Our Savior applied this principle. When He faced the woman taken in adultery, Jesus spoke the comforting words of tolerance: “Neither do I condemn thee.” Then, as He sent her away, He spoke the commanding words of truth: “Go, and sin no more” (John 8:11). We should all be edified and strengthened by this example of speaking both tolerance and truth: kindness in the communication but firmness in the truth.
The gospel of Jesus Christ is a message of love, hope, compassion and redemption. The glory of this message is that we can become like the Savior by giving away all of our sins to know Him—not by trying to change the definition of sin to fit our desires.
The Challenges of Judging and Becoming
The goal of this life, then, it to learn how to judge between what is right and what is wrong. If we want to become more like our Savior, we need to understand how this can be accomplished. Elder Oaks explained:
… The Final Judgment is not just an evaluation of a sum total of good and evil acts—what we have done. It is an acknowledgment of the final effect of our acts and thoughts—what we have become. It is not enough for anyone just to go through the motions. The commandments, ordinances, and covenants of the gospel are not a list of deposits required to be made in some heavenly account.
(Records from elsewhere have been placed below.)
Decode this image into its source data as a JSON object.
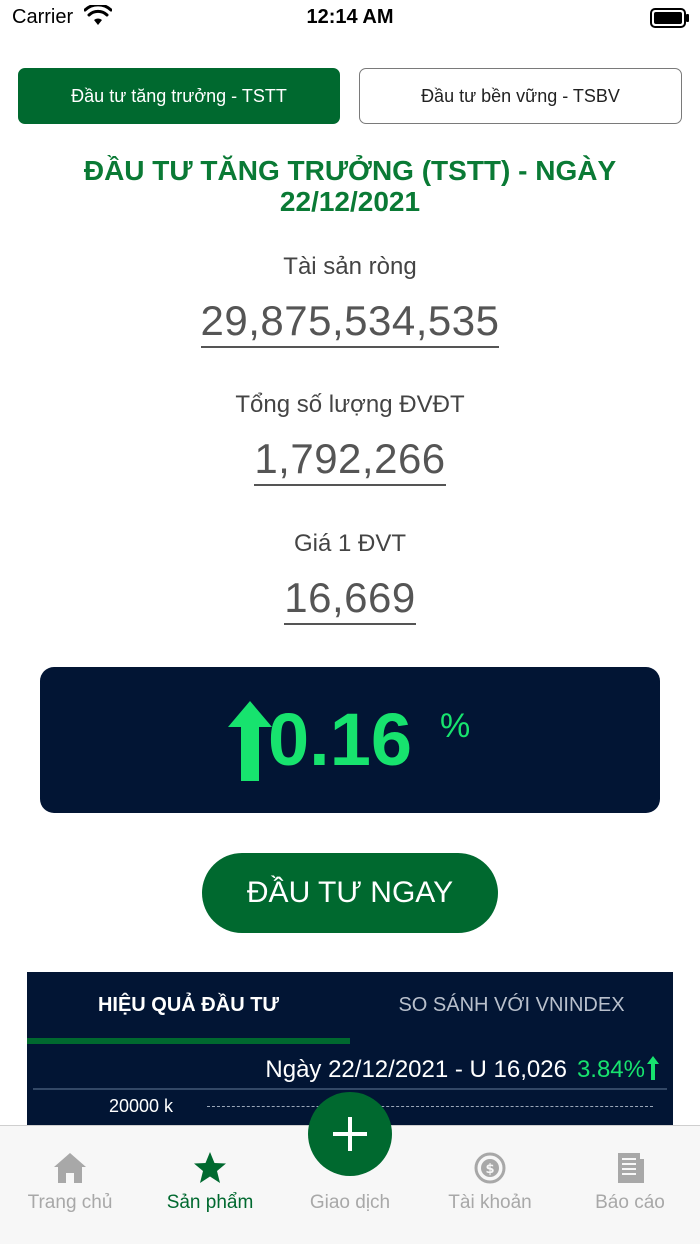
{
  "status_bar": {
    "carrier": "Carrier",
    "time": "12:14 AM"
  },
  "segment": {
    "tstt_label": "Đầu tư tăng trưởng - TSTT",
    "tsbv_label": "Đầu tư bền vững - TSBV",
    "active": "tstt"
  },
  "title": {
    "line1": "ĐẦU TƯ TĂNG TRƯỞNG (TSTT) - NGÀY",
    "line2": "22/12/2021"
  },
  "metrics": [
    {
      "label": "Tài sản ròng",
      "value": "29,875,534,535"
    },
    {
      "label": "Tổng số lượng ĐVĐT",
      "value": "1,792,266"
    },
    {
      "label": "Giá 1 ĐVT",
      "value": "16,669"
    }
  ],
  "performance": {
    "value": "0.16",
    "unit": "%",
    "direction": "up",
    "color": "#17e36e"
  },
  "invest_button": {
    "label": "ĐẦU TƯ NGAY"
  },
  "chart_panel": {
    "tabs": [
      {
        "label": "HIỆU QUẢ ĐẦU TƯ",
        "active": true
      },
      {
        "label": "SO SÁNH VỚI VNINDEX",
        "active": false
      }
    ],
    "date_label": "Ngày 22/12/2021 - U 16,026",
    "change": "3.84%",
    "y_tick": "20000 k"
  },
  "tabbar": {
    "items": [
      {
        "label": "Trang chủ",
        "icon": "home-icon",
        "active": false
      },
      {
        "label": "Sản phẩm",
        "icon": "star-icon",
        "active": true
      },
      {
        "label": "Giao dịch",
        "icon": "plus-icon",
        "active": false
      },
      {
        "label": "Tài khoản",
        "icon": "coin-icon",
        "active": false
      },
      {
        "label": "Báo cáo",
        "icon": "report-icon",
        "active": false
      }
    ]
  },
  "colors": {
    "brand_green": "#00692f",
    "navy": "#021534",
    "up_green": "#17e36e",
    "title_green": "#0a7a35"
  }
}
The gospel of Jesus Christ is a plan that shows us how to become what our Heavenly Father desires us to become.
This begins by learning to choose the correct path to follow. And this is where the challenge of judging in the appropriate way comes in. Elder Oaks said:
We all make judgments in choosing our friends, in choosing how we will spend our time and our money, and, of course, in choosing an eternal companion. … Whenever possible we will refrain from judging people and only judge situations. This is essential whenever we attempt to act upon different standards than others with whom we must associate—at home, at work, or in the community. We can set and act upon high standards for ourselves or our homes without condemning those who do otherwise.